 So here is where the mixed emotion come in. Yesterday when I was there we weighed them.  Eunice has lost weight and Evelyn has only put on 200 grams in a week. They just can't seem to catch a break. Evelyn has bouts when she gets so tired she struggles to breath and Eunice cries and cries sometimes after we tube her formula and draws her little legs up to her chest like her belly hurts. But, in this country, there isn't anything more we can do to keep them comfortable. Every day we  try again to get IVs in and they have gotten poked more in their very shorts lives than most people ever do. Is it time to stop praying for their strength to keep fighting and instead pray for our strength to let go? I choke up even as I write that but I know these tiny little lives are already in the hands of our wonderful Lord. Why not let them leave these tiny, sick, fragile bodies they are trapped in? Maybe that isn't the right attitude but I can't help look ahead and consider their futures. They are looking at months, possibly even years, at Amecet before they are healthy enough to go. And, don't get me wrong, Amecet is a wonderful place. But it is a baby shelter, not a home. There are staff that punch a clock, not mothers. There are cooks and gardeners but not fathers. They are nearly two months old and still smaller than most newborns. They are most likely HIV positive and have the potential for huge long term medical issues.
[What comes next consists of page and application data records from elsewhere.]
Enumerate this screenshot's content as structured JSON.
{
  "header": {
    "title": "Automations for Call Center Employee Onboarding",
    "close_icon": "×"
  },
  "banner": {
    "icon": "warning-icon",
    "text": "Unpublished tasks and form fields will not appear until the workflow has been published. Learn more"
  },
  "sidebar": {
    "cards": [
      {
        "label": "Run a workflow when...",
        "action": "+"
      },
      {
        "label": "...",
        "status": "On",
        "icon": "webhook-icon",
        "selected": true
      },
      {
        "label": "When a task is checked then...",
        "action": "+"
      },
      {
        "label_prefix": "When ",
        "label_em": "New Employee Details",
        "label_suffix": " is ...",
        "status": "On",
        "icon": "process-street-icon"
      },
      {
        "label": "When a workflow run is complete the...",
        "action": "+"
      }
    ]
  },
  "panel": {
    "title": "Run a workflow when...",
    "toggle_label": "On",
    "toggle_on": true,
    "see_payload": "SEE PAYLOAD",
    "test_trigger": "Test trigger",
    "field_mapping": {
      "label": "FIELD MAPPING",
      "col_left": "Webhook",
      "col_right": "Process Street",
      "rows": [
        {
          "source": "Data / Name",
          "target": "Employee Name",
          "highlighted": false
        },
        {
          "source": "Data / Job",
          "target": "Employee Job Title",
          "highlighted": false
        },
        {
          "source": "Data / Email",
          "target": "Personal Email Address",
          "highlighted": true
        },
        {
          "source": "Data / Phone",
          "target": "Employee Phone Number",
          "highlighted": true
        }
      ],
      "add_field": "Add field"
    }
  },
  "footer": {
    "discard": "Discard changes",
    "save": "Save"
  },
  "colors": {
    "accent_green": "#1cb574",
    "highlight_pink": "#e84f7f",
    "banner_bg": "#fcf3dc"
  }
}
They don't have mothers who are alive or are in a position to ever care for them so they will go to elderly grandmothers or distant aunts. They don't have safe, loving homes to go back to even if they manage to pull through this. I want them to live and with every fiber of my being I know their precious little lives are treasures and I will do everything in my power for them. But I can't help but wonder if that is selfish...
Please pray for the staff of Amecet as on top of these two the got twins this week who are almost as small who's mother died just a few days after birth. They also got three kids from the police station who were left at the bus park and are so neglected they look like little Holocaust victims. They were in bad condition with parasites, wounds and covered in their own vomit. They aren't really talking by they are estimated to be 5, 3 and 2 years old. Every bed is full and most of the cribs have two.
There is a Canadan nurse volunteering there  who will be working practically around the clock for a few weeks and more Ugandan staff has been hired to meet the needs but that is still a lot of work and emotional strain.